* Exercise aim *
Exactly reproduce the entries, dropping any pictures from your copy.

* Given information *

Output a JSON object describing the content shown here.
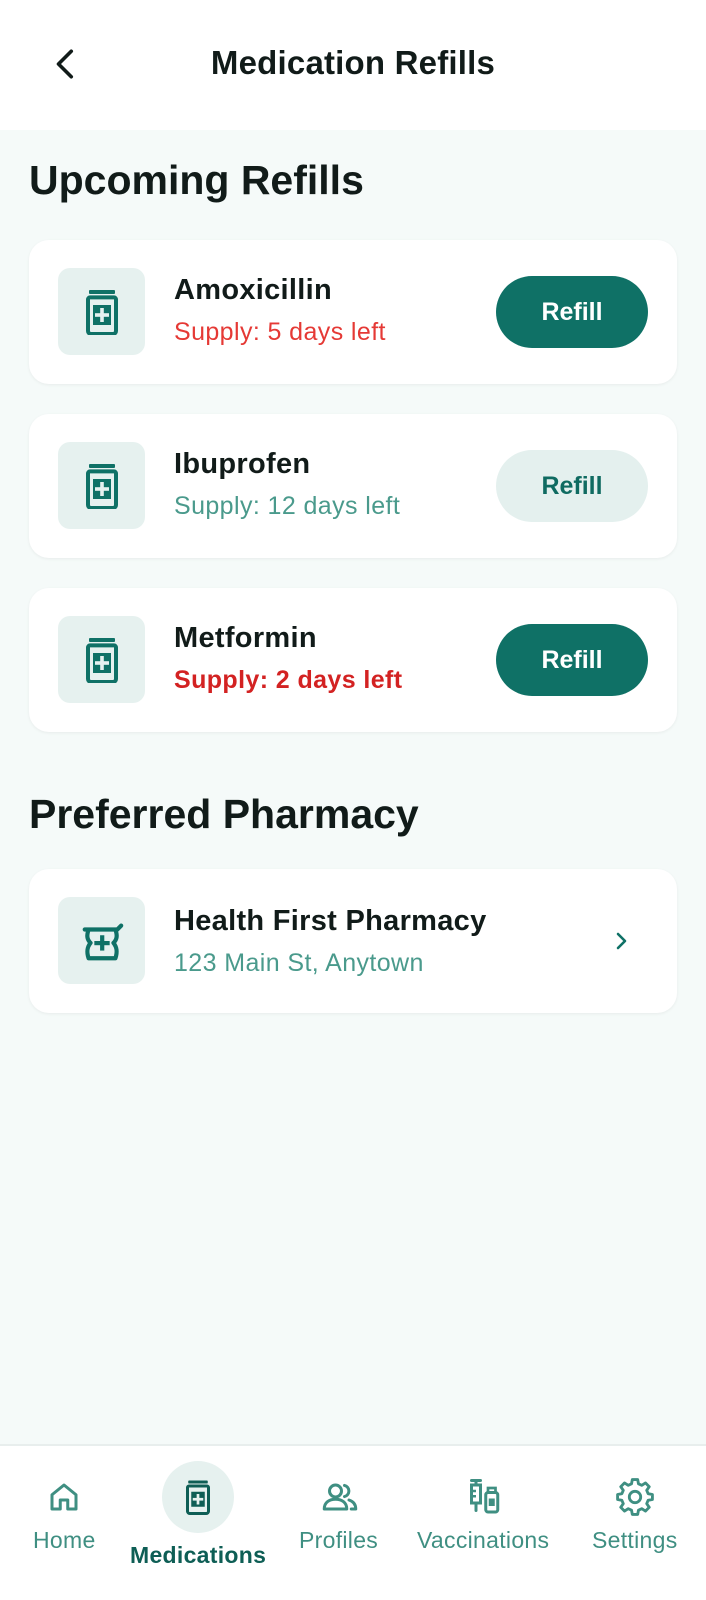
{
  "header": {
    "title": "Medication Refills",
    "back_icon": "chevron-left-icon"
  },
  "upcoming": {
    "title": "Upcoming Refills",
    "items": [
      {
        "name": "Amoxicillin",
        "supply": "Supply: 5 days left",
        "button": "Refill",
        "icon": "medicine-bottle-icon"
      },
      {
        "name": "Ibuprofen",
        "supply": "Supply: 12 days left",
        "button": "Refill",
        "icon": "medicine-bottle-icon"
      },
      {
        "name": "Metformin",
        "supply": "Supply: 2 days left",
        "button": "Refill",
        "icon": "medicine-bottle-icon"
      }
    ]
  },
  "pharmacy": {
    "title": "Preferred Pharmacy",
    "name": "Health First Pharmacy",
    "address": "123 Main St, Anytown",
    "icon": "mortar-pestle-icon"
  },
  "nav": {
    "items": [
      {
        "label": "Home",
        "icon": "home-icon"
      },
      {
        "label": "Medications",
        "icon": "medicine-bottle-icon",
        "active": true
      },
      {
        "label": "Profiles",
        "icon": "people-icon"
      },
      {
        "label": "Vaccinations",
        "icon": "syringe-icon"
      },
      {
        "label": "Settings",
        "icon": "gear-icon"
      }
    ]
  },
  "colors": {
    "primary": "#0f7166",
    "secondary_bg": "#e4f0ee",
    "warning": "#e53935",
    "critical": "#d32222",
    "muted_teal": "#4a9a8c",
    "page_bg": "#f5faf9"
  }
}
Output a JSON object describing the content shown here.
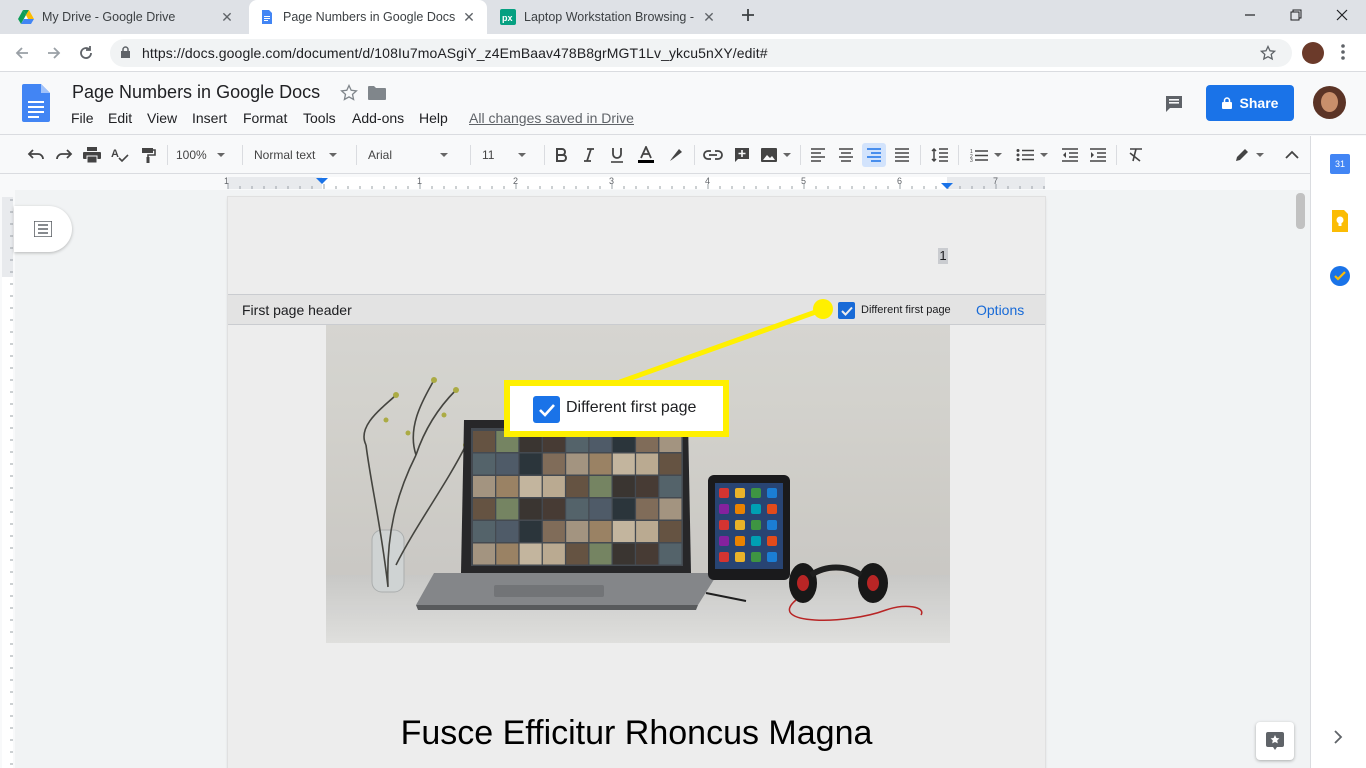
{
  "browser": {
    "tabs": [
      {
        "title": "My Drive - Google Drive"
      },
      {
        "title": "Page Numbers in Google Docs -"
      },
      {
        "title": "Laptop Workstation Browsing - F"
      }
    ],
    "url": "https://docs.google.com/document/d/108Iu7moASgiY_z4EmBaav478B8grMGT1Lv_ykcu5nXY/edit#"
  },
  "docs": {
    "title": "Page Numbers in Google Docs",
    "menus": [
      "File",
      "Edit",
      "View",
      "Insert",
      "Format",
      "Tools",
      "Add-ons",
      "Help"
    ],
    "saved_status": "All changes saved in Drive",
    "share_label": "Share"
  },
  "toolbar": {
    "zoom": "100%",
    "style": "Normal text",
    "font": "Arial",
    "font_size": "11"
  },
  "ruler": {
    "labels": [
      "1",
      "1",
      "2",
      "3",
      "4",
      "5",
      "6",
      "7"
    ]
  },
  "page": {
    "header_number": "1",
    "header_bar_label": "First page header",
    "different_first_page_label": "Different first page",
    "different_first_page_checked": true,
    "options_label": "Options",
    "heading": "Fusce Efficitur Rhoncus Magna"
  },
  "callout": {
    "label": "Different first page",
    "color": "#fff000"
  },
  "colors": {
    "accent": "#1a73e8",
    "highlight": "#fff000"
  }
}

* Reply *
Output a JSON object describing the content shown here.
{
  "header": {
    "title": "Medication Refills",
    "back_icon": "chevron-left-icon"
  },
  "upcoming": {
    "title": "Upcoming Refills",
    "items": [
      {
        "name": "Amoxicillin",
        "supply": "Supply: 5 days left",
        "button": "Refill",
        "icon": "medicine-bottle-icon"
      },
      {
        "name": "Ibuprofen",
        "supply": "Supply: 12 days left",
        "button": "Refill",
        "icon": "medicine-bottle-icon"
      },
      {
        "name": "Metformin",
        "supply": "Supply: 2 days left",
        "button": "Refill",
        "icon": "medicine-bottle-icon"
      }
    ]
  },
  "pharmacy": {
    "title": "Preferred Pharmacy",
    "name": "Health First Pharmacy",
    "address": "123 Main St, Anytown",
    "icon": "mortar-pestle-icon"
  },
  "nav": {
    "items": [
      {
        "label": "Home",
        "icon": "home-icon"
      },
      {
        "label": "Medications",
        "icon": "medicine-bottle-icon",
        "active": true
      },
      {
        "label": "Profiles",
        "icon": "people-icon"
      },
      {
        "label": "Vaccinations",
        "icon": "syringe-icon"
      },
      {
        "label": "Settings",
        "icon": "gear-icon"
      }
    ]
  },
  "colors": {
    "primary": "#0f7166",
    "secondary_bg": "#e4f0ee",
    "warning": "#e53935",
    "critical": "#d32222",
    "muted_teal": "#4a9a8c",
    "page_bg": "#f5faf9"
  }
}
Output a JSON object describing the content shown here.
{
  "browser": {
    "tabs": [
      {
        "title": "My Drive - Google Drive"
      },
      {
        "title": "Page Numbers in Google Docs -"
      },
      {
        "title": "Laptop Workstation Browsing - F"
      }
    ],
    "url": "https://docs.google.com/document/d/108Iu7moASgiY_z4EmBaav478B8grMGT1Lv_ykcu5nXY/edit#"
  },
  "docs": {
    "title": "Page Numbers in Google Docs",
    "menus": [
      "File",
      "Edit",
      "View",
      "Insert",
      "Format",
      "Tools",
      "Add-ons",
      "Help"
    ],
    "saved_status": "All changes saved in Drive",
    "share_label": "Share"
  },
  "toolbar": {
    "zoom": "100%",
    "style": "Normal text",
    "font": "Arial",
    "font_size": "11"
  },
  "ruler": {
    "labels": [
      "1",
      "1",
      "2",
      "3",
      "4",
      "5",
      "6",
      "7"
    ]
  },
  "page": {
    "header_number": "1",
    "header_bar_label": "First page header",
    "different_first_page_label": "Different first page",
    "different_first_page_checked": true,
    "options_label": "Options",
    "heading": "Fusce Efficitur Rhoncus Magna"
  },
  "callout": {
    "label": "Different first page",
    "color": "#fff000"
  },
  "colors": {
    "accent": "#1a73e8",
    "highlight": "#fff000"
  }
}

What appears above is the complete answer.